> **Exercise objective**
Your response should be the listing below, repeated exactly and in full.

##### Data supplied

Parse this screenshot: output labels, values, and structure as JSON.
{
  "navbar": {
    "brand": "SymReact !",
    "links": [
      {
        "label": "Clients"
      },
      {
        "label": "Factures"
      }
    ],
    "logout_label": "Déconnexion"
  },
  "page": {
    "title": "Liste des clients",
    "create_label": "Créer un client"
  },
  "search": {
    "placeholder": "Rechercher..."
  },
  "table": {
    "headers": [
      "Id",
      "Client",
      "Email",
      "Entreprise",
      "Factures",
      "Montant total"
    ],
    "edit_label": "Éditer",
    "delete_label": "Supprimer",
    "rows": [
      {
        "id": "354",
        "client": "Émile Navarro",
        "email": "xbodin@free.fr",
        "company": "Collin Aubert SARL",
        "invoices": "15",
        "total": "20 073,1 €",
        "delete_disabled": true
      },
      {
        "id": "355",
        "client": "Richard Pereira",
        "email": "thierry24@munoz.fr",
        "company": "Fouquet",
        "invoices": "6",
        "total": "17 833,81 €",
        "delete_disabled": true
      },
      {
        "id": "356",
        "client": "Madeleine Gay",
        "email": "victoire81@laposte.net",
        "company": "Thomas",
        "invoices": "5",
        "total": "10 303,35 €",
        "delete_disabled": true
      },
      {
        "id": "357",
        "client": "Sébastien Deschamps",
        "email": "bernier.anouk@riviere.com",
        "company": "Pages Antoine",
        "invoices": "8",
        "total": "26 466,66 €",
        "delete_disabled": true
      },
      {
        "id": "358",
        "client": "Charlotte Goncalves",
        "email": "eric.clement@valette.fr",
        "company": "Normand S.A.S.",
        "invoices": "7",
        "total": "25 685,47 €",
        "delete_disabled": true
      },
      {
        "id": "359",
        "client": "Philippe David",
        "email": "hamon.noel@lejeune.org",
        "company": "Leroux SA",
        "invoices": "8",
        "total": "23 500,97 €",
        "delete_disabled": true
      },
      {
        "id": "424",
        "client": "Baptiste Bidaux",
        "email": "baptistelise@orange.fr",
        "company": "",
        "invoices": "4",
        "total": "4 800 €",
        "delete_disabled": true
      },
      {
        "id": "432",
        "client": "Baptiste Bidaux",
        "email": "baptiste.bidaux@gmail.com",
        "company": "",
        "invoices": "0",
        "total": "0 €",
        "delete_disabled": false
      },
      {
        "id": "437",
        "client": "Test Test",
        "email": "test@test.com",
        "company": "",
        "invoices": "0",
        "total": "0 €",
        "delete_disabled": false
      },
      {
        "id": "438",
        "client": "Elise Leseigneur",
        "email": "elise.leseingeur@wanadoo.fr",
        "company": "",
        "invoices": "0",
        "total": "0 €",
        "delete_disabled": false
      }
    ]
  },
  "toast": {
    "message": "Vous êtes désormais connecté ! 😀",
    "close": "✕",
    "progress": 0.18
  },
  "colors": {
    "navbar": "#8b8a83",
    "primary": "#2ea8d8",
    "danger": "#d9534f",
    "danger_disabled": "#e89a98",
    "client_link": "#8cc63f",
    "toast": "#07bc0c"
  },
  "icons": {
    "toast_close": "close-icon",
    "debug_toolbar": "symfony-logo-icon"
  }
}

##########

> **Written solution**
Parse this screenshot: output labels, values, and structure as JSON.
{
  "navbar": {
    "brand": "SymReact !",
    "links": [
      {
        "label": "Clients"
      },
      {
        "label": "Factures"
      }
    ],
    "logout_label": "Déconnexion"
  },
  "page": {
    "title": "Liste des clients",
    "create_label": "Créer un client"
  },
  "search": {
    "placeholder": "Rechercher..."
  },
  "table": {
    "headers": [
      "Id",
      "Client",
      "Email",
      "Entreprise",
      "Factures",
      "Montant total"
    ],
    "edit_label": "Éditer",
    "delete_label": "Supprimer",
    "rows": [
      {
        "id": "354",
        "client": "Émile Navarro",
        "email": "xbodin@free.fr",
        "company": "Collin Aubert SARL",
        "invoices": "15",
        "total": "20 073,1 €",
        "delete_disabled": true
      },
      {
        "id": "355",
        "client": "Richard Pereira",
        "email": "thierry24@munoz.fr",
        "company": "Fouquet",
        "invoices": "6",
        "total": "17 833,81 €",
        "delete_disabled": true
      },
      {
        "id": "356",
        "client": "Madeleine Gay",
        "email": "victoire81@laposte.net",
        "company": "Thomas",
        "invoices": "5",
        "total": "10 303,35 €",
        "delete_disabled": true
      },
      {
        "id": "357",
        "client": "Sébastien Deschamps",
        "email": "bernier.anouk@riviere.com",
        "company": "Pages Antoine",
        "invoices": "8",
        "total": "26 466,66 €",
        "delete_disabled": true
      },
      {
        "id": "358",
        "client": "Charlotte Goncalves",
        "email": "eric.clement@valette.fr",
        "company": "Normand S.A.S.",
        "invoices": "7",
        "total": "25 685,47 €",
        "delete_disabled": true
      },
      {
        "id": "359",
        "client": "Philippe David",
        "email": "hamon.noel@lejeune.org",
        "company": "Leroux SA",
        "invoices": "8",
        "total": "23 500,97 €",
        "delete_disabled": true
      },
      {
        "id": "424",
        "client": "Baptiste Bidaux",
        "email": "baptistelise@orange.fr",
        "company": "",
        "invoices": "4",
        "total": "4 800 €",
        "delete_disabled": true
      },
      {
        "id": "432",
        "client": "Baptiste Bidaux",
        "email": "baptiste.bidaux@gmail.com",
        "company": "",
        "invoices": "0",
        "total": "0 €",
        "delete_disabled": false
      },
      {
        "id": "437",
        "client": "Test Test",
        "email": "test@test.com",
        "company": "",
        "invoices": "0",
        "total": "0 €",
        "delete_disabled": false
      },
      {
        "id": "438",
        "client": "Elise Leseigneur",
        "email": "elise.leseingeur@wanadoo.fr",
        "company": "",
        "invoices": "0",
        "total": "0 €",
        "delete_disabled": false
      }
    ]
  },
  "toast": {
    "message": "Vous êtes désormais connecté ! 😀",
    "close": "✕",
    "progress": 0.18
  },
  "colors": {
    "navbar": "#8b8a83",
    "primary": "#2ea8d8",
    "danger": "#d9534f",
    "danger_disabled": "#e89a98",
    "client_link": "#8cc63f",
    "toast": "#07bc0c"
  },
  "icons": {
    "toast_close": "close-icon",
    "debug_toolbar": "symfony-logo-icon"
  }
}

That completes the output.